Whenever a line below includes the word "icon", copy that line.

DATA RECORDS:
====================

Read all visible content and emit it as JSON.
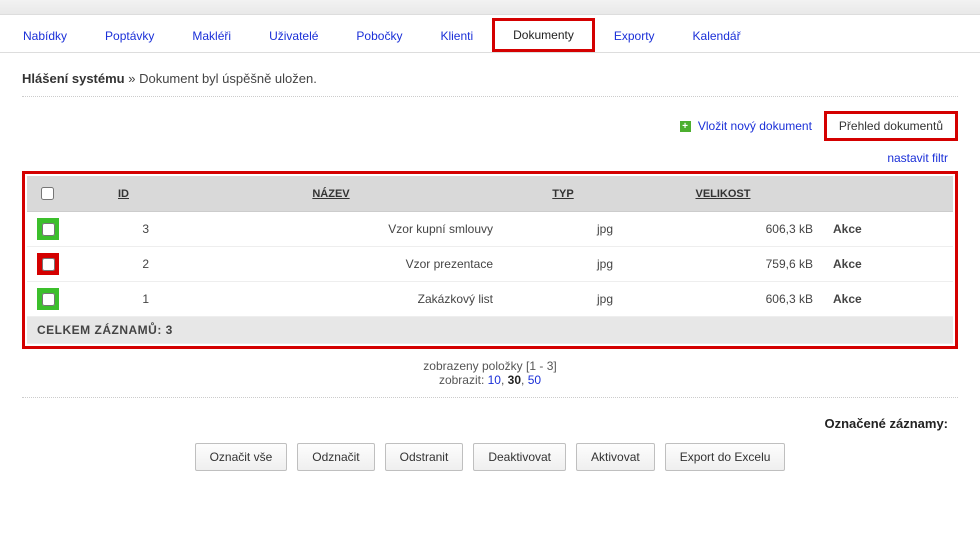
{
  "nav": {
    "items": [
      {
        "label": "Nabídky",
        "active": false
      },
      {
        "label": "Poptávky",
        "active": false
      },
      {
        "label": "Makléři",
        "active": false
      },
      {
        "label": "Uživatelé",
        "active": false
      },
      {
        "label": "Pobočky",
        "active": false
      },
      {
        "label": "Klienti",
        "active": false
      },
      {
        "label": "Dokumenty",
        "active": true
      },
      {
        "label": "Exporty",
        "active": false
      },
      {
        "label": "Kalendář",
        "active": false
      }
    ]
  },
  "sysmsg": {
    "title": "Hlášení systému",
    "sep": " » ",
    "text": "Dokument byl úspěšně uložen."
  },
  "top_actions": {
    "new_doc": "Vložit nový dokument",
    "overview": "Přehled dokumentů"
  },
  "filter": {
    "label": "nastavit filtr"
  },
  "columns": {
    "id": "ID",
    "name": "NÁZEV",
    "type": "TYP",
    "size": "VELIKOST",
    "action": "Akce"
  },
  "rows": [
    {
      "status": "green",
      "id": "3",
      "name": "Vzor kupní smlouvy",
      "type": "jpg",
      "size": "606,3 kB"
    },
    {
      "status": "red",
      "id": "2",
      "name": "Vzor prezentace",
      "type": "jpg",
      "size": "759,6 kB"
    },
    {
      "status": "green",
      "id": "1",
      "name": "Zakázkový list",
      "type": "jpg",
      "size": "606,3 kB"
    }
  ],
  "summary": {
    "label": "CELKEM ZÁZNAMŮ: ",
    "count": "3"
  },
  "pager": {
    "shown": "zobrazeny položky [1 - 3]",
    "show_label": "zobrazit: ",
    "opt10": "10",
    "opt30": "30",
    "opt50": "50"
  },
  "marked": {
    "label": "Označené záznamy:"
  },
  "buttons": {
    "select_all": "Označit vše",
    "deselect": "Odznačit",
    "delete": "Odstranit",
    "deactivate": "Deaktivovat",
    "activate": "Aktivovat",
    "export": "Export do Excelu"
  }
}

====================

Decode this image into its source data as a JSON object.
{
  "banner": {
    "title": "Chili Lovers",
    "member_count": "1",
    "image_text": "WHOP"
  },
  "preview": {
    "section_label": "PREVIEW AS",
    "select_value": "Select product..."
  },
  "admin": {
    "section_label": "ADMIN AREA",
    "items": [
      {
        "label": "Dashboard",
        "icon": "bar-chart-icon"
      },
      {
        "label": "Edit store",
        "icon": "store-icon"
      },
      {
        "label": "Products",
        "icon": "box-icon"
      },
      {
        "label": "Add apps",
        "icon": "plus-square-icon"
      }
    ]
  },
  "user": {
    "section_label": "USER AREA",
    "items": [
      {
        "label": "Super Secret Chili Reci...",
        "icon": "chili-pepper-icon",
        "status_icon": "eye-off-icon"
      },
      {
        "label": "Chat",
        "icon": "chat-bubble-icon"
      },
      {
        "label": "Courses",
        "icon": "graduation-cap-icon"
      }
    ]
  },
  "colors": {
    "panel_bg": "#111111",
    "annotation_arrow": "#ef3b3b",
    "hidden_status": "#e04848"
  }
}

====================

RESULT OF THE TASK:
        "icon": "bar-chart-icon"
        "icon": "store-icon"
        "icon": "box-icon"
        "icon": "plus-square-icon"
        "icon": "chili-pepper-icon",
        "status_icon": "eye-off-icon"
        "icon": "chat-bubble-icon"
        "icon": "graduation-cap-icon"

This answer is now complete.